High school was not about the final output but we were made to take tests, do lab work, and make projects because we learn in the process. Thus, taking shortcuts defeats the purpose of being in school.

In my freshman year in Pisay, I had difficulty understanding Drafting and I struggled to finish my plates. Once I had been tempted to ask my mom to do the plates for me. It could have been a sure 1.0 for Mommy used to be an engineering major. But I decided against it and did my job. Sure enough, I got depressing marks on my first plates. But I managed to learn from my mistakes and eventually, my scores improved. Since then, I resolved to do things the long way even when there is an easy way out. I may have low grades in my transcript but the important thing is, I worked hard for those grades and I have learned in the process.

5. Life is not always fair.

These were the exact parting words that our campus director gave us, the graduating class of 2012, on our last Recognition Day in the school. It was just the perfect way to initiate us into the world of adults.

As young people, we tend to be idealistic and we want the world to instantly conform to what we think is rightful. But in Pisay we were told again and again that we cannot always get what we want and we have to learn to accept that. Whatever happens, life goes on.

It may be unfair that a certain person always gets higher marks even when he or she does not give as much effort as you did but there is no point in sulking. Some people are just naturally smart and we could not change that. I have learned that if I, too, wanted high grades, then I need to exert extra effort in order to compensate for my lack of intelligence.

It may be unfair that some girls unreasonably hate you and talk behind your back but you cannot force them to believe you when you defend yourself. People believe what they want to believe. I have learned that I cannot change people’s opinions about me but I should not let them change my opinions about myself.

It may be unfair that the boy I liked instead liked another girl who did not like him back but you cannot force another to love you and choose you instead. Everyone has the right to choose who to love. I have learned to be patient and wait for who is for me.

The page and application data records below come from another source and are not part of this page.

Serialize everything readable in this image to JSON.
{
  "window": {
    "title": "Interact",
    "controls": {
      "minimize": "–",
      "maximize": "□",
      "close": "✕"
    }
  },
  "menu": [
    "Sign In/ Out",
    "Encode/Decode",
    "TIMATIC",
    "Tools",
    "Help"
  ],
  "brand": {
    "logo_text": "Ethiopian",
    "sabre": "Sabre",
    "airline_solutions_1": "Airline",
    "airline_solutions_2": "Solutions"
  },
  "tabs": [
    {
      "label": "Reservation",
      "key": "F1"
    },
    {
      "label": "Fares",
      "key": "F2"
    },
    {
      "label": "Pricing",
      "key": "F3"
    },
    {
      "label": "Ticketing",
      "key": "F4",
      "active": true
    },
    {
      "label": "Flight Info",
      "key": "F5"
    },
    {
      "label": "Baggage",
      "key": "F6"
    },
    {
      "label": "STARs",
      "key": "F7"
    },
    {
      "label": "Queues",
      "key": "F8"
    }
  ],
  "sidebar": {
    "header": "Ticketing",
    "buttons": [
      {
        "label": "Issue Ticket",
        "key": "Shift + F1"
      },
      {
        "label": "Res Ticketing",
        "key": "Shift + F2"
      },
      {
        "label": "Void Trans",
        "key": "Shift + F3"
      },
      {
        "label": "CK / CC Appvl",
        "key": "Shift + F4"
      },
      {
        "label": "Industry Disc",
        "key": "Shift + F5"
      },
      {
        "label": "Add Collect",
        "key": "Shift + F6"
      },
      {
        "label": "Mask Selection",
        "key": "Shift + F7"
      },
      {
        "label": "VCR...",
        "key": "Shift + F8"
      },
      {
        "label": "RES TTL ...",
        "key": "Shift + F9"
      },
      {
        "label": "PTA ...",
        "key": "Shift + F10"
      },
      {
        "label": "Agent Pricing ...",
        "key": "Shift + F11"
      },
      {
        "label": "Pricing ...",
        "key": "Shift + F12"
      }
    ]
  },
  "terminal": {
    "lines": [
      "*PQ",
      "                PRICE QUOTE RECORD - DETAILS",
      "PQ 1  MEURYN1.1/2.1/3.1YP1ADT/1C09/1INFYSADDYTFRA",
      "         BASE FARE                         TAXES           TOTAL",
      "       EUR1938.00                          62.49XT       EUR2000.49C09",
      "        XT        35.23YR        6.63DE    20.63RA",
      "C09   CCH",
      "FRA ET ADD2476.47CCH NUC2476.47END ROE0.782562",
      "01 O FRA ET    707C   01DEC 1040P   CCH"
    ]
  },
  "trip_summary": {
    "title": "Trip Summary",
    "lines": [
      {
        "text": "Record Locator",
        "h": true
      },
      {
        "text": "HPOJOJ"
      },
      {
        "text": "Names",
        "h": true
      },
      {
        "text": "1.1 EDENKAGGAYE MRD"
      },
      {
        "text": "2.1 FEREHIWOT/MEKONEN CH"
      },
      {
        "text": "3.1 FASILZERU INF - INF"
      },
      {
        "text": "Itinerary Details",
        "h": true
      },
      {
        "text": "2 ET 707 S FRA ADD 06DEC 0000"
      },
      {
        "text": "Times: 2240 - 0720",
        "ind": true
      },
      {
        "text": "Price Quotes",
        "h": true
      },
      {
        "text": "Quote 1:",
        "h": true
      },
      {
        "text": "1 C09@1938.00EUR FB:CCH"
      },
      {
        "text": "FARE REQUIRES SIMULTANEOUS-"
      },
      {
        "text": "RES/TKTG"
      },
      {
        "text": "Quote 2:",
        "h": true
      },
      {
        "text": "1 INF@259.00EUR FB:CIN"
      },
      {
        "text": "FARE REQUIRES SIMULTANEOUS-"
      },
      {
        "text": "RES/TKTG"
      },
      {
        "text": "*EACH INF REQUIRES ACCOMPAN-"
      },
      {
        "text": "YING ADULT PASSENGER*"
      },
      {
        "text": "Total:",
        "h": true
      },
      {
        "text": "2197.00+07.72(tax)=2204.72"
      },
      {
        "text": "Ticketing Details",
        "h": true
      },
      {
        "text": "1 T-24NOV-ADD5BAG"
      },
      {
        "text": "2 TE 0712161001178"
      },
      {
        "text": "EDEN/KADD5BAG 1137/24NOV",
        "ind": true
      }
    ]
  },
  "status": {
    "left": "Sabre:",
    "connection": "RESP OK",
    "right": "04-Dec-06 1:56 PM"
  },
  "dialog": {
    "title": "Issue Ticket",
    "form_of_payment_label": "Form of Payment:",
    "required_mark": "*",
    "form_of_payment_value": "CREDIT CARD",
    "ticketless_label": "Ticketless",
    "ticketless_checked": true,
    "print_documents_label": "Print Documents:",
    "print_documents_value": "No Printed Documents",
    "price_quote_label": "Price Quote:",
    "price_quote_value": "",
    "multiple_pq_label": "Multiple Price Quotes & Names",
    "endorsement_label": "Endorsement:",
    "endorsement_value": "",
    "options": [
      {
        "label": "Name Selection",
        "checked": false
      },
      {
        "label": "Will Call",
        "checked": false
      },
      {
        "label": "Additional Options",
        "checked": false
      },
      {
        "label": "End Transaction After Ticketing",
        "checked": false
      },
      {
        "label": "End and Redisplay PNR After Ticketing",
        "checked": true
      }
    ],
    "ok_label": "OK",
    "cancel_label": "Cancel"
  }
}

Right now, I am still a construction-in-progress and I am not yet the diamond that Pisay has intended me to be. But Pisay has done a lot to build the person I am today and I will be forever grateful. 🙂